Fred and Jane study on the same course spread over two
years. To complete the course they have to complete 10 modules. At the end,
their average annual results are:

Year 1 average 
Year 2 average 
Overall Average ? 
Fred 
50 
70 
60 
Jane 
40 
62 
51 
So how is it possible that Jane got the prize for the student with the best grade?
It’s because the overall average figure given in the column is an average of the year averages rather than an average over all 10 modules. We cannot work out the average for the 10 modules unless we know how many modules each student takes in each year.
In fact:
Fred took 7 modules in Year 1 and 3 in Year 2
Jane took 2 modules in Year 1 and 8 modules in Year 2.
Assuming each module is marked out of 100, we can use this information to compute the total scores as follows:
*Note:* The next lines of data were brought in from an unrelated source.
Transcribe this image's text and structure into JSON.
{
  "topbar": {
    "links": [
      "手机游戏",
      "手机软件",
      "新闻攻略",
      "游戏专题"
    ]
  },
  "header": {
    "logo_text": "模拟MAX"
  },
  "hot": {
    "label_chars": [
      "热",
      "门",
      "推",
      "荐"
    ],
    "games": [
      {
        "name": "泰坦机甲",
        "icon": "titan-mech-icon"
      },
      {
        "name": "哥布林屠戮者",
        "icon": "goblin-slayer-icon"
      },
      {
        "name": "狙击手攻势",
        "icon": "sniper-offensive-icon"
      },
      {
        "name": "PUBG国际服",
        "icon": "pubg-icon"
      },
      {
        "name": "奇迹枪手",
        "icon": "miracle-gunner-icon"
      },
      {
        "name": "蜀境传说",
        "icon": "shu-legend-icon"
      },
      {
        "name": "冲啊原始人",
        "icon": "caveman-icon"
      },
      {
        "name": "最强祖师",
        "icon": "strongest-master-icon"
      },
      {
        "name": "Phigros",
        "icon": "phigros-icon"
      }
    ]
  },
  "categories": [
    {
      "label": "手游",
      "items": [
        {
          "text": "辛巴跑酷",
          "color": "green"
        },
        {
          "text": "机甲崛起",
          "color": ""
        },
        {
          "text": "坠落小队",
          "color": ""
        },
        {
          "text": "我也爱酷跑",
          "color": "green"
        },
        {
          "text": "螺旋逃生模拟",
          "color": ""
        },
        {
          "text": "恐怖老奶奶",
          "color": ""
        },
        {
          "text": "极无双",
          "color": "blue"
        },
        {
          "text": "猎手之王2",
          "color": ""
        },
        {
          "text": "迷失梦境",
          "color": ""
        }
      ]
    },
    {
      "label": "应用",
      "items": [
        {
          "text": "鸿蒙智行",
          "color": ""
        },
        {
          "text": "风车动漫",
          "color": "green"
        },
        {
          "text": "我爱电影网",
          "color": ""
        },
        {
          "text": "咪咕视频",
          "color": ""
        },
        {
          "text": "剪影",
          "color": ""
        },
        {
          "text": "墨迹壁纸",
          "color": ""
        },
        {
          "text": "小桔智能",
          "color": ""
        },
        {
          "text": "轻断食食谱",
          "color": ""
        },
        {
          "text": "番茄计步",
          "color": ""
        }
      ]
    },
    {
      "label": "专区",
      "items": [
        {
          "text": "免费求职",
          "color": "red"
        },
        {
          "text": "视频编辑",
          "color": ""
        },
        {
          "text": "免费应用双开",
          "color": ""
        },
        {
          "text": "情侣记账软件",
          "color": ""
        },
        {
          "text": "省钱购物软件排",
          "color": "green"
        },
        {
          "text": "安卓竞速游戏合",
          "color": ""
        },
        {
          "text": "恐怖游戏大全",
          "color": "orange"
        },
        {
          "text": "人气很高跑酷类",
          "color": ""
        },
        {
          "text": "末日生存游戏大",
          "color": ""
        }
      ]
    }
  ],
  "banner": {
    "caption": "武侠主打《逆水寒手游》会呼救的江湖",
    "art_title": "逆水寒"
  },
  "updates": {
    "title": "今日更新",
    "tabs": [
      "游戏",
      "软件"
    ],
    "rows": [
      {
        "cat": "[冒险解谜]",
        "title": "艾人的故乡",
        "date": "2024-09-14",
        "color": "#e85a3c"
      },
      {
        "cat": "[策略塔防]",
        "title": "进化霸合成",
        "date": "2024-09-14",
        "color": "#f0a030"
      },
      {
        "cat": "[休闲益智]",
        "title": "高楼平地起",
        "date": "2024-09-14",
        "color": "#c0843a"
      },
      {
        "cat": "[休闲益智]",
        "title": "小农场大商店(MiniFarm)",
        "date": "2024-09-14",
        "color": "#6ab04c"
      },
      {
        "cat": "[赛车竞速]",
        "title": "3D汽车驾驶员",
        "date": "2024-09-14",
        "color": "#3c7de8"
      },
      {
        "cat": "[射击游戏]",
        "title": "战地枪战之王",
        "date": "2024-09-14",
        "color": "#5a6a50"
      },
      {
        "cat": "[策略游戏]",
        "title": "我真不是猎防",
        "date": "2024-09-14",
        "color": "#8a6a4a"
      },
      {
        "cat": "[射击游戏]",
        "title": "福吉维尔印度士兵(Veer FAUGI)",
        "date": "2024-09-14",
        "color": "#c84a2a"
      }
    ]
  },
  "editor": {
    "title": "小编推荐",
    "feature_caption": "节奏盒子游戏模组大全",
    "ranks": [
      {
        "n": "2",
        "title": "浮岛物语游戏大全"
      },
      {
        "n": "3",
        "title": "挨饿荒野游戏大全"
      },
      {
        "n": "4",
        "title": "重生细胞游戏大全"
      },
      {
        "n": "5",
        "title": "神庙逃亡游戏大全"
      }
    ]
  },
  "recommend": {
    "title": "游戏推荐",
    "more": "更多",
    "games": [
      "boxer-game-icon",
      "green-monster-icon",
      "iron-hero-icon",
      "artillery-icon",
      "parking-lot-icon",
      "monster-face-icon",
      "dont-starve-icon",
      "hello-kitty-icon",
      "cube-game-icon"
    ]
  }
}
Year 1 total 
Year 2 total 
Overall total 
Real Overall average 
Fred 
350 (7 x 50) 
210 (3 x 70) 
560 
56.0 
Jane 
80 (2 x 40) 
496 (8 x 62) 
576 
57.6 
So clearly Jane did better overall than Fred.
This is an example of what is commonly known as Simpson’s
paradox. It seems like a paradox – Fred’s average marks are consistently
higher than Jane’s average marks but Jane’s overall average is higher. But it
is not really a paradox. It is simply a mistake to assume that you can take an
average of averages without (in this case) taking account of the number of
modules that make up each average. Look at it the following way and it all becomes
clear:
In the year when Fred did the bulk of his modules he averaged 50; in the year when Jane did the bulk of her modules she averaged 62. When you look at it that way it is no surprise that Jane did better overall.
For
example, a medical study compared the
success rates of two treatments for kidney stones. Each treatments was applied
to two groups of people – one group in which each subject had a small stone and
one group in which each subject had a large stone. The ‘average’ success rates
were:

Small stones 
Large stones 
Overall Average ? 
Treatment A 
93% 
73% 
83% 
Treatment B 
87% 
69% 
76% 
It was concluded therefore that treatment A was more effective.
But on inspecting the number of patients in each of the four
groups it becomes clear that exactly the opposite was true:

Small stones 
Large stones 
Overall successes 
Overall success rate 
Treatment A 
81/87 
192/263 
273/350 
78% 
Treatment B 
243/270 
55/80 
289/350 
83% 
For more on Simpson’s paradox see here.
Return to Main Page Making Sense of Probability: Fallacies, Myths and Puzzles
Norman Fenton